Abbas the peacenik? He's just Arafat with good PR
09 September 2010
Published in The Jewish News: 9th September 2010
With the commencement of direct talks between Israel and the Palestinians, hopes have been raised for a major political breakthrough in the Middle East. Unlike at Camp David in 2000, Israel supposedly has a partner for peace in Mahmoud Abbas, a leader who condemns violence and Hamas and talks of two states.
Yet Abbas’s behaviour has been very odd for a leader desperate for a Palestinian state. Like a petulant child, he has insisted that Israel extend the moratorium on settlement expansion which was introduced by Netanyahu some 10 months ago. Every day has brought a fresh threat to withdraw from the talks unless the settlement freeze is maintained.
Long before the talks started, Abbas was demanding a series of preconditions for these talks. He wanted a future Palestinian state to be defined by the pre 1967 borders, all settlement building ended and a guaranteed time-frame for eventual statehood.
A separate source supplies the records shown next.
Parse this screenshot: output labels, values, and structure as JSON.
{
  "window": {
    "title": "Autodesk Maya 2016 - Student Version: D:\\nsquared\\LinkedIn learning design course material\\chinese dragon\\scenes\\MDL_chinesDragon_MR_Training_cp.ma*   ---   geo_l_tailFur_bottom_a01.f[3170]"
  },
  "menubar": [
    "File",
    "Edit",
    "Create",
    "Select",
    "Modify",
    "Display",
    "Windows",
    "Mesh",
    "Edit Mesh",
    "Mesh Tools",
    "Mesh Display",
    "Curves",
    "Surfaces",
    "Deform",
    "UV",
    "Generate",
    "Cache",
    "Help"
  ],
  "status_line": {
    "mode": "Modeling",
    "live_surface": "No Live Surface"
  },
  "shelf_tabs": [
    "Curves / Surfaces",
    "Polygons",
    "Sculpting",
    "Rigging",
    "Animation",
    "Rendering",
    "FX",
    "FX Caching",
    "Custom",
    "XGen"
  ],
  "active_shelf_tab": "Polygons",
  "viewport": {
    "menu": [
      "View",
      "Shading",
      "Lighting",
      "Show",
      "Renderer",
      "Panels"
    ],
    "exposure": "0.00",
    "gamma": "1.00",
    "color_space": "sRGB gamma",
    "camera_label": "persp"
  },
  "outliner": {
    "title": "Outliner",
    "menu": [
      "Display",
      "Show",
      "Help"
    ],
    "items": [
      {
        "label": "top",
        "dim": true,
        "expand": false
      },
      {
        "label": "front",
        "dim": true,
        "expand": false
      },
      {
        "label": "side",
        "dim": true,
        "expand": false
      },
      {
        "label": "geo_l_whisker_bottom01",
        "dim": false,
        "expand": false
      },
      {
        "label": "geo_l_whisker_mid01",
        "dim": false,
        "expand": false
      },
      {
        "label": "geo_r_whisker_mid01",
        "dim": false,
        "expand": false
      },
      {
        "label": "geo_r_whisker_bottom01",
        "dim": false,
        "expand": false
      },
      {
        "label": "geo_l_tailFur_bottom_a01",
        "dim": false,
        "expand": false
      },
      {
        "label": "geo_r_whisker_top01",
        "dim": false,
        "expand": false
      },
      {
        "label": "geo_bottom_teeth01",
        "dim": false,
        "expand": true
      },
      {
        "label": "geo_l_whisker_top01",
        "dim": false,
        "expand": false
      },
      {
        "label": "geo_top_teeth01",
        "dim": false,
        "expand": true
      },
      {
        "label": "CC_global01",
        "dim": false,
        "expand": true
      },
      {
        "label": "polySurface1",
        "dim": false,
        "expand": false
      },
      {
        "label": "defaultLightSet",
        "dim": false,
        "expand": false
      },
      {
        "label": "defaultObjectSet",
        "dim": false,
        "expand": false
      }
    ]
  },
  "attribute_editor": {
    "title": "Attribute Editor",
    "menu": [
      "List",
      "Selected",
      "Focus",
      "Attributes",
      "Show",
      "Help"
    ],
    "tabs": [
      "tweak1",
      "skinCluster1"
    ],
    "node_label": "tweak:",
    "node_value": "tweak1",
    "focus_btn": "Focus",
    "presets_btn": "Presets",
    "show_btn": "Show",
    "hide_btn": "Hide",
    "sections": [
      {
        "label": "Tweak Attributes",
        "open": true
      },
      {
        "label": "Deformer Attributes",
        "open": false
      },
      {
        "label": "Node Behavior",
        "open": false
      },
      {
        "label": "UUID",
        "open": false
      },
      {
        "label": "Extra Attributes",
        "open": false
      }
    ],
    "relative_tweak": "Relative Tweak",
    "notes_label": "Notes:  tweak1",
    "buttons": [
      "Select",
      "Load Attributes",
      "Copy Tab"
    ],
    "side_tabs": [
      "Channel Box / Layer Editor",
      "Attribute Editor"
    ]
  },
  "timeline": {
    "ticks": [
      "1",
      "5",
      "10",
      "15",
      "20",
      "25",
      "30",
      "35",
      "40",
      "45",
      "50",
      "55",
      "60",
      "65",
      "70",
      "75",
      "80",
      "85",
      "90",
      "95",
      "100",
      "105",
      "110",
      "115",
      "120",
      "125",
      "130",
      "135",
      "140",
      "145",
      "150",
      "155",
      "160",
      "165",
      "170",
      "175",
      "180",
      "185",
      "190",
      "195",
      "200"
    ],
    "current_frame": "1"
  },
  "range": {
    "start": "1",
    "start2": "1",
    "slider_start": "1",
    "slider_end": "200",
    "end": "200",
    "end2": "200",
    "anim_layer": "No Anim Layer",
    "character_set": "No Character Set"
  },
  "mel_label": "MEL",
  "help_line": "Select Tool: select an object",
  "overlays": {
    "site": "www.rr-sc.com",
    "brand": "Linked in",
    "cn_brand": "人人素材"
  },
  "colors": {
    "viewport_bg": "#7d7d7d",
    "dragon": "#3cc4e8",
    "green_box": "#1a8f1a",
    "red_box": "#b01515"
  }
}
Naturally this was unreasonable behaviour for it was attempting to fix the outcome of negotiations before they had even started, regardless of his own side’s behaviour. What incentive would Abbas have had for agreeing to Israeli demands if a Palestinian state was a guaranteed outcome? The answer is none. Abba Eban’s famous adage that ‘Palestinians never miss an opportunity to miss an opportunity’ seems strikingly appropriate.
If Abbas wants a state so badly, why has he employed such provocative tactics? Perhaps the simplest answer is that he has little interest in a viable settlement, as his recent track record clearly indicates.
Abbas refuses to recognise Israel as a Jewish state and remains committed to the right of return of Palestinian refugees, the ‘respectable’ formula for the eventual destruction of Israel. He has not always been tactful about this aim, however. Earlier this year he told the Arab League: ‘If you want war, and if all of you will fight Israel, we are in favour.’
His Palestinian Authority regularly glorifies terrorist murderers, such as Dalal Mughrabi and Abu Jihad, by naming streets, schools and sports centres after them. This not only honours these despicable killers but serves as a lethal incitement to murder.
The PA’s media regularly launch hate filled diatribes against Jews and Israel. Programmes on Palestinian television demonise the Jews, likening them to poisonous animals and willingly reproducing the most vicious anti semitic images.
Palestinian textbooks still contain maps that describe Israel as ‘occupied Palestine’ and thereby blot out the existence of the Jewish state. PA appointed imams, including the Mufti of Jerusalem, describe the conflict as an ongoing ‘religious war’ (ribat) and demonise Jews as ‘the enemies of God.’ This frenzied hatred is the fuel that helps keep the conflict alive. It is the polar opposite of promoting a historic reconciliation between the two peoples.
But this is about more than the issue of Abbas’ good intentions (or lack of them). The moment that he signs up to a two state solution, he will be branded a traitor among hardline Arabs, including the secular Palestinian terror groups linked to Fatah. Indeed a collection of radical Palestinian groups has already called on Abbas to resign, furious that he has ‘capitulated’ to American pressure.
With his recent approval ratings in free fall, the Palestinian leader could suffer a dramatic and possibly irreversible fall from grace. Hamas could entrench their power in the West Bank, just as they did in Gaza after the 2006 elections. Their unequivocal rejection of talks was marked by the barbaric murder of four civilians last week.
With a Hamas led government in the West Bank, Israel would then face a trio of hostile enemies on all its borders. Iran would see its power and influence extended west of the River Jordan, while Israel’s deterrent capability would be lethally compromised. Tel Aviv would become as vulnerable to rocket attacks as Sderot. Meanwhile Abbas’ guarantees of security would be as worthless as Hitler’s promises in the Munich agreement.
But right now, Mahmoud Abbas has little to lose from being obdurate. He can count on America to pressurise Israel over settlements, knowing that this issue has assumed totemic significance in Washington. If he makes good on his threat to withdraw from the talks, he will claim that he stood his ground and refused to sell out the Palestinian dream.
He knows that President Obama will curse those ‘pesky’ Zionists, particularly Benjamin Netanyahu, rather than the Palestinian Authority. After all, Obama’s contempt for the Israeli leader is scarcely a state secret, even if he has hidden it for domestic political reasons.
Western leaders must stop deluding themselves. Mahmoud Abbas may not be about to launch the next intifada but he shows little willingness or ability to end this conflict. In some respects he is another Yasser Arafat - with good PR.top